Irina Paliashvili, Founder of the Washington-based RULG-Ukrainian Legal Group, believes that for people in Ukraine, in the midst of war, the value of the indictment is tremendous. ‘In Ukrainian society, I think there is a huge demand for justice,’ she says. After attending the United for Justice conference in Lviv in early March, which aimed at creating accountability mechanisms for crimes committed during the war, she was asked repeatedly by Ukrainians if this meant justice would actually be served. ‘When a child is abducted, it’s a tragedy for the family. But the whole nation wants justice,’ says Paliashvili. ‘For Ukraine, this [indictment] is a […] historic sign that justice will be served.’

The ICC indictment comes amidst negotiations about the establishment of an international tribunal and alongside national trials in Ukraine. The first war crime conviction in a Ukrainian court, of a Russian soldier, took place in May last year. ‘The ICC cannot deal with all the thousands of cases that are currently in the General Prosecutor’s office, but they can go after the person giving the orders, the system. We need an international tribunal to try the crime of aggression,’ says Matviichuk.

The crime of aggression cannot be tried at the ICC in this particular instance, because neither Ukraine nor Russia are party to the Rome Statute, which established the Court. And while Ukraine has accepted the Court’s jurisdiction to try crimes committed on its territory, the crime of aggression would require ratification of the Statute’s amendment that deals with this crime specifically, in both Russia and Ukraine. ‘However, given Putin’s role as the architect of the war and the large-scale crimes being committed by Russian troops in Ukraine, I am certain that further charges will be brought against him at the ICC,’ says Ellis.

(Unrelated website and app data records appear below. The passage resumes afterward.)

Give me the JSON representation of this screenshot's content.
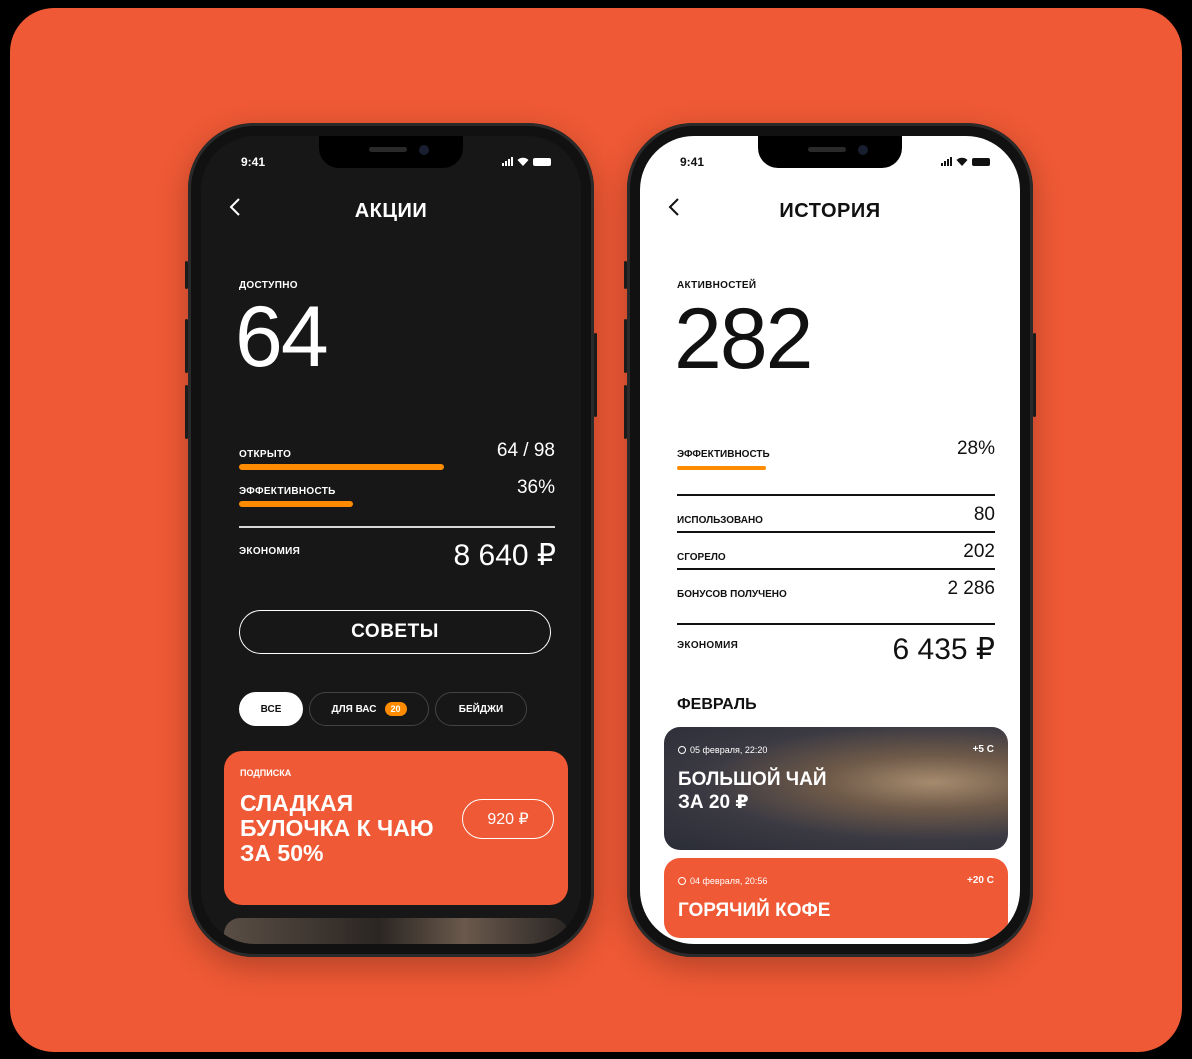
{
  "colors": {
    "accent": "#ef5935",
    "bar": "#ff8c00",
    "dark_bg": "#171717",
    "light_bg": "#ffffff"
  },
  "status_bar": {
    "time": "9:41"
  },
  "left": {
    "title": "АКЦИИ",
    "available_label": "ДОСТУПНО",
    "available_value": "64",
    "opened": {
      "label": "ОТКРЫТО",
      "value": "64 / 98",
      "fraction": 0.65
    },
    "efficiency": {
      "label": "ЭФФЕКТИВНОСТЬ",
      "value": "36%",
      "fraction": 0.36
    },
    "savings": {
      "label": "ЭКОНОМИЯ",
      "value": "8 640 ₽"
    },
    "advice_button": "СОВЕТЫ",
    "filters": [
      {
        "label": "ВСЕ"
      },
      {
        "label": "ДЛЯ ВАС",
        "badge": "20"
      },
      {
        "label": "БЕЙДЖИ"
      }
    ],
    "promo": {
      "category": "ПОДПИСКА",
      "title": "СЛАДКАЯ БУЛОЧКА К ЧАЮ ЗА 50%",
      "price": "920 ₽"
    }
  },
  "right": {
    "title": "ИСТОРИЯ",
    "activities_label": "АКТИВНОСТЕЙ",
    "activities_value": "282",
    "efficiency": {
      "label": "ЭФФЕКТИВНОСТЬ",
      "value": "28%",
      "fraction": 0.28
    },
    "stats": [
      {
        "label": "ИСПОЛЬЗОВАНО",
        "value": "80"
      },
      {
        "label": "СГОРЕЛО",
        "value": "202"
      },
      {
        "label": "БОНУСОВ ПОЛУЧЕНО",
        "value": "2 286"
      }
    ],
    "savings": {
      "label": "ЭКОНОМИЯ",
      "value": "6 435 ₽"
    },
    "month": "ФЕВРАЛЬ",
    "history": [
      {
        "date": "05 февраля, 22:20",
        "points": "+5 С",
        "title": "БОЛЬШОЙ ЧАЙ ЗА 20 ₽"
      },
      {
        "date": "04 февраля, 20:56",
        "points": "+20 С",
        "title": "ГОРЯЧИЙ КОФЕ"
      }
    ]
  }
}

What it means for Russia is a matter of speculation, says Paliashvili. One response has come from the Russian foreign ministry spokeswoman, Maria Zakharova, who has stated that: ‘The decisions of the International Criminal Court have no meaning for our country, including from a legal point of view.’

Ex-Russian President Dmitry Medvedev, meanwhile, threatened to attack the war crimes tribunal in the Hague with missiles. The Assembly of States Parties – the management oversight and legislative body of the ICC – responded by reaffirming in a statement its ‘full confidence in the Court as an independent and impartial judicial institution’ and stated it would defend the principles of the Rome Statute ‘undeterred by any threats’.

Image credit: Ankor light/